(Description of the task):
Every entry should be repeated exactly as written.
───── Source data ─────
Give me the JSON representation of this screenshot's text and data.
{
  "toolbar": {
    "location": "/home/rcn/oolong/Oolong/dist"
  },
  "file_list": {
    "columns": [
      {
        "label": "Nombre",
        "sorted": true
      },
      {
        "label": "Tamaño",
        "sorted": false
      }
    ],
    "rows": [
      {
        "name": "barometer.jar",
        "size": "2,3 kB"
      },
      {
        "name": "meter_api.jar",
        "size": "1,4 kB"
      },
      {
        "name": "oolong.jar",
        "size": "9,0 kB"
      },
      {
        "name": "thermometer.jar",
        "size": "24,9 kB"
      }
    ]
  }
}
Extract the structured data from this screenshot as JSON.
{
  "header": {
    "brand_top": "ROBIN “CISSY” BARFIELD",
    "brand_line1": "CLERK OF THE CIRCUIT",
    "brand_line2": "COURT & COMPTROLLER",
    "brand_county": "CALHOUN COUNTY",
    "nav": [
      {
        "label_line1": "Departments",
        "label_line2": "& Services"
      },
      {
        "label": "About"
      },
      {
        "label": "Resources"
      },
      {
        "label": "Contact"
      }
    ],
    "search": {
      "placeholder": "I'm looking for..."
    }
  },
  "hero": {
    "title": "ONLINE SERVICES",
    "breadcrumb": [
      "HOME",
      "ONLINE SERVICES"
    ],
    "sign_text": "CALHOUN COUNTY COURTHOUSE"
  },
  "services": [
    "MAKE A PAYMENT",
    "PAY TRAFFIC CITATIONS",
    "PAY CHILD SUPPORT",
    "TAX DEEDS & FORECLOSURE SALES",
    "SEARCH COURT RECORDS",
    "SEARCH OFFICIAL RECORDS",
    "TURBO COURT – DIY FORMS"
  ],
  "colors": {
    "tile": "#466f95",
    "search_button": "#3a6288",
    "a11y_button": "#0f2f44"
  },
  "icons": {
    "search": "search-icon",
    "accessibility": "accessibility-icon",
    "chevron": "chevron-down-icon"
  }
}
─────
(Response to the exercise):
Give me the JSON representation of this screenshot's text and data.
{
  "toolbar": {
    "location": "/home/rcn/oolong/Oolong/dist"
  },
  "file_list": {
    "columns": [
      {
        "label": "Nombre",
        "sorted": true
      },
      {
        "label": "Tamaño",
        "sorted": false
      }
    ],
    "rows": [
      {
        "name": "barometer.jar",
        "size": "2,3 kB"
      },
      {
        "name": "meter_api.jar",
        "size": "1,4 kB"
      },
      {
        "name": "oolong.jar",
        "size": "9,0 kB"
      },
      {
        "name": "thermometer.jar",
        "size": "24,9 kB"
      }
    ]
  }
}
Extract the structured data from this screenshot as JSON.
{
  "header": {
    "brand_top": "ROBIN “CISSY” BARFIELD",
    "brand_line1": "CLERK OF THE CIRCUIT",
    "brand_line2": "COURT & COMPTROLLER",
    "brand_county": "CALHOUN COUNTY",
    "nav": [
      {
        "label_line1": "Departments",
        "label_line2": "& Services"
      },
      {
        "label": "About"
      },
      {
        "label": "Resources"
      },
      {
        "label": "Contact"
      }
    ],
    "search": {
      "placeholder": "I'm looking for..."
    }
  },
  "hero": {
    "title": "ONLINE SERVICES",
    "breadcrumb": [
      "HOME",
      "ONLINE SERVICES"
    ],
    "sign_text": "CALHOUN COUNTY COURTHOUSE"
  },
  "services": [
    "MAKE A PAYMENT",
    "PAY TRAFFIC CITATIONS",
    "PAY CHILD SUPPORT",
    "TAX DEEDS & FORECLOSURE SALES",
    "SEARCH COURT RECORDS",
    "SEARCH OFFICIAL RECORDS",
    "TURBO COURT – DIY FORMS"
  ],
  "colors": {
    "tile": "#466f95",
    "search_button": "#3a6288",
    "a11y_button": "#0f2f44"
  },
  "icons": {
    "search": "search-icon",
    "accessibility": "accessibility-icon",
    "chevron": "chevron-down-icon"
  }
}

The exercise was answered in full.